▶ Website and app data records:
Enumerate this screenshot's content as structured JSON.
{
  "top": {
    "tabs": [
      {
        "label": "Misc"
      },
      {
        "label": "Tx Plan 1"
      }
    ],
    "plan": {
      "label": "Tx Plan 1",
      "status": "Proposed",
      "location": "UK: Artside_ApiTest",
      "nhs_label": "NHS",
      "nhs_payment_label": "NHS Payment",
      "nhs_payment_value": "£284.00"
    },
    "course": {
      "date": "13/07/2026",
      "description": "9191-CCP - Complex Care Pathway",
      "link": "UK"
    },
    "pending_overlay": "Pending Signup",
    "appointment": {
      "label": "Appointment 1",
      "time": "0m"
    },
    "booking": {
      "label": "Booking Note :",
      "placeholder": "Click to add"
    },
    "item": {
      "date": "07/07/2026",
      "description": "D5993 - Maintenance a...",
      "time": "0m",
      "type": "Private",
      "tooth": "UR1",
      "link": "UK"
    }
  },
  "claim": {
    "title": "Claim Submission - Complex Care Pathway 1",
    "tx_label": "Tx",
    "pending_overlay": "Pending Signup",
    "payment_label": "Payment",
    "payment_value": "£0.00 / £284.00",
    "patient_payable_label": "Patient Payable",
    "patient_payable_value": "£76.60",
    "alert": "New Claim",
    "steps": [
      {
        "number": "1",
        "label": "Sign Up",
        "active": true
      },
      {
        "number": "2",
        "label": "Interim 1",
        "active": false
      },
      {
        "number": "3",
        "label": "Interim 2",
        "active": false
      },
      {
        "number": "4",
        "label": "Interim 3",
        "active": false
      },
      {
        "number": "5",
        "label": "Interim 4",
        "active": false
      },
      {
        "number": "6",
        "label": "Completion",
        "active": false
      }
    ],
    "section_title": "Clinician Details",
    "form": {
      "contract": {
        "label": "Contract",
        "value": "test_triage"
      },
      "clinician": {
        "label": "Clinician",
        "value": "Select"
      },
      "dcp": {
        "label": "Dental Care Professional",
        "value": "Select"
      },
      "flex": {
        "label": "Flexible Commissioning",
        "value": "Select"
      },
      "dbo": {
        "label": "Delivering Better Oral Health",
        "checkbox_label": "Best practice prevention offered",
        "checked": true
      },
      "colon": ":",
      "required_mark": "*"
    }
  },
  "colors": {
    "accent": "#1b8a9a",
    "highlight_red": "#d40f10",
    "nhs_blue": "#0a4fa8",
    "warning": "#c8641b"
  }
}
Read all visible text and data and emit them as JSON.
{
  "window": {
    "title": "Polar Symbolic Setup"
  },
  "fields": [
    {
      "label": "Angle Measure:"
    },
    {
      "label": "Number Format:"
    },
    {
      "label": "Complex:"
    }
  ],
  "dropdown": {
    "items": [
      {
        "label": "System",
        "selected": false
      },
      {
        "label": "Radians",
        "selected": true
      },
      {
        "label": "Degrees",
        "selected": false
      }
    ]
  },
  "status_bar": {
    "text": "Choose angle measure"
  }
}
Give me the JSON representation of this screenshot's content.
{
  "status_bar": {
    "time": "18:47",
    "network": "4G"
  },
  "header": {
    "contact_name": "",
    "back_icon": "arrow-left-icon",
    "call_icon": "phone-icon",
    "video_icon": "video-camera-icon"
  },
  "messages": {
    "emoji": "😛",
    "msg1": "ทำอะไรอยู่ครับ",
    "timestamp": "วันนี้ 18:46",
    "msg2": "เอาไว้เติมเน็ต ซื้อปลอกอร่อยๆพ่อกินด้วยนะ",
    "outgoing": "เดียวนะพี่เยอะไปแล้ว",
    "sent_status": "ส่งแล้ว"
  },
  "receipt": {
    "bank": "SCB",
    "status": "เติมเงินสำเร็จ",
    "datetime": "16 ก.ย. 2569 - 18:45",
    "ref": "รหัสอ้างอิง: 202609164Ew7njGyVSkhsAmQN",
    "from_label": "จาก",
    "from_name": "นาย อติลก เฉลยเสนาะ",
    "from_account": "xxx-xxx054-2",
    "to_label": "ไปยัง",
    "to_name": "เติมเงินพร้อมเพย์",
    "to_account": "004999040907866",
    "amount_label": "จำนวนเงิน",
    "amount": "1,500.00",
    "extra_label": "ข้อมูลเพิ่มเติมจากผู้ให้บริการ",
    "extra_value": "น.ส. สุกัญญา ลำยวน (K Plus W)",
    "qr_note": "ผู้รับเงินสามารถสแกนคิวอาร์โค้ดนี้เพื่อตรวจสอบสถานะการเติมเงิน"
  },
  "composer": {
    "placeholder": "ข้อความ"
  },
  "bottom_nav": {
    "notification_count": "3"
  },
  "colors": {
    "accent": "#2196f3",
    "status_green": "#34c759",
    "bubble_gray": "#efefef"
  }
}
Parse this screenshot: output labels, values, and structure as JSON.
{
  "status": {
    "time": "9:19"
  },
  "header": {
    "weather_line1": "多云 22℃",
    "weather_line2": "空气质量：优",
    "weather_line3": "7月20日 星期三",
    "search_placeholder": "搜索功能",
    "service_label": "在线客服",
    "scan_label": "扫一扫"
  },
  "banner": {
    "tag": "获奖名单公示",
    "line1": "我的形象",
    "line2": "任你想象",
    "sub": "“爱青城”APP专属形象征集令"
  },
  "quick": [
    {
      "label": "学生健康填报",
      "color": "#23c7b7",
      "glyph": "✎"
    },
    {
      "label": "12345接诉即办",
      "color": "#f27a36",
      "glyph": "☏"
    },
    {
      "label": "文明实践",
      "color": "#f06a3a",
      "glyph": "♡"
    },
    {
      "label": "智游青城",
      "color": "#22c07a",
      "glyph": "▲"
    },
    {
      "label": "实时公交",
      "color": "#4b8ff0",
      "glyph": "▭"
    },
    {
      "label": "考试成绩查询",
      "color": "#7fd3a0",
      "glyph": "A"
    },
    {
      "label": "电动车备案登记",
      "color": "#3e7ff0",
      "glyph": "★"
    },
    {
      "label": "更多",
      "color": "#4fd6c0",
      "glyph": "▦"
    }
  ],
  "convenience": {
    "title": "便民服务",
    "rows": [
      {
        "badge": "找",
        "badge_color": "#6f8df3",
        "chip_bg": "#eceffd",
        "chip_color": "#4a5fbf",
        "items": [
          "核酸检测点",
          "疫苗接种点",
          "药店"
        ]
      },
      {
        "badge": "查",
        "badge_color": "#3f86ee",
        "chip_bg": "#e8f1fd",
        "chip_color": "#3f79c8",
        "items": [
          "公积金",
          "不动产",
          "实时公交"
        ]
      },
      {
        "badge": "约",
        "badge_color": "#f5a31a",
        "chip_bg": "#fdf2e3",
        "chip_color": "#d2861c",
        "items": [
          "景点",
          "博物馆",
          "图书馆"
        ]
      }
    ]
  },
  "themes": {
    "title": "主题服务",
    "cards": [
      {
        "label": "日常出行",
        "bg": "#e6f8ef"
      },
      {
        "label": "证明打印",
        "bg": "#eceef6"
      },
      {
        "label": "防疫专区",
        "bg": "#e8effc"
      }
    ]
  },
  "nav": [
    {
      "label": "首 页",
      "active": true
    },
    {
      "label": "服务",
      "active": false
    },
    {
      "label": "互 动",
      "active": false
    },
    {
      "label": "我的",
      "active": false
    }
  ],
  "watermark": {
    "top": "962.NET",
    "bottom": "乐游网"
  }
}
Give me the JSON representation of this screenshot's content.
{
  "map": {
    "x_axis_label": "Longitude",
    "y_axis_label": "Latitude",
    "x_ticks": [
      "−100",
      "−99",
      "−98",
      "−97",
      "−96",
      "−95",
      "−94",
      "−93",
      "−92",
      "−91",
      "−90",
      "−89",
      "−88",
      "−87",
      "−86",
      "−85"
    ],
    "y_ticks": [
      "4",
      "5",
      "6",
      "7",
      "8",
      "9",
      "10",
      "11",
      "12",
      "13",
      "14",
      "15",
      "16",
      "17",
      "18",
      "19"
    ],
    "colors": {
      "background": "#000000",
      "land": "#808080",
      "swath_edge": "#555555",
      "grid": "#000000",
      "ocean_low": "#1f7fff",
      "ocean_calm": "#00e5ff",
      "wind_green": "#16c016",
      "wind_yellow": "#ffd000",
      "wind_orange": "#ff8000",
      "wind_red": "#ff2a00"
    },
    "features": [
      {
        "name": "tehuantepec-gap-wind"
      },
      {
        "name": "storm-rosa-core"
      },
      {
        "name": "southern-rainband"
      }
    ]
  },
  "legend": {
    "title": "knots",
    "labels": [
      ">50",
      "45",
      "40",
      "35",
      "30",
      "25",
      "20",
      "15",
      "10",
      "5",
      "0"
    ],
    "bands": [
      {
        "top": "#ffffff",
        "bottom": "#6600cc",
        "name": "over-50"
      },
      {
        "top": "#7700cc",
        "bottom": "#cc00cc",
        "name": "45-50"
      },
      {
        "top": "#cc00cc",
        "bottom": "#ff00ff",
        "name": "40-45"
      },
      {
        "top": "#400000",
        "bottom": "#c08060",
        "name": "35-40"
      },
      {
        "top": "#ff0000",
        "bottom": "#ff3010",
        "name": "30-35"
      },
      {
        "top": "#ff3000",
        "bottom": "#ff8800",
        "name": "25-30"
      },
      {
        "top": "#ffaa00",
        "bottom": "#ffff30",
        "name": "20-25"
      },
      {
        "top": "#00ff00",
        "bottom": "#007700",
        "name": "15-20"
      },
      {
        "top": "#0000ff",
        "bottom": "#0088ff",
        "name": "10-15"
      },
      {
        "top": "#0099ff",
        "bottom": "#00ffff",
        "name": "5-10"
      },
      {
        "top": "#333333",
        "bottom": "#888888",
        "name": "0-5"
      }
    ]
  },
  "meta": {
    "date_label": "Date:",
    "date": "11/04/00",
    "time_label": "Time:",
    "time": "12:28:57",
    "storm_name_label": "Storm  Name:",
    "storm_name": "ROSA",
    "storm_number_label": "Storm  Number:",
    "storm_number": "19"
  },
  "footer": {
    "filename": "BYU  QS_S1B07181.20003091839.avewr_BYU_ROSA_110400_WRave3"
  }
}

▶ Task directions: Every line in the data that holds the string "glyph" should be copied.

▶ Solution to this problem:
      "glyph": "✎"
      "glyph": "☏"
      "glyph": "♡"
      "glyph": "▲"
      "glyph": "▭"
      "glyph": "A"
      "glyph": "★"
      "glyph": "▦"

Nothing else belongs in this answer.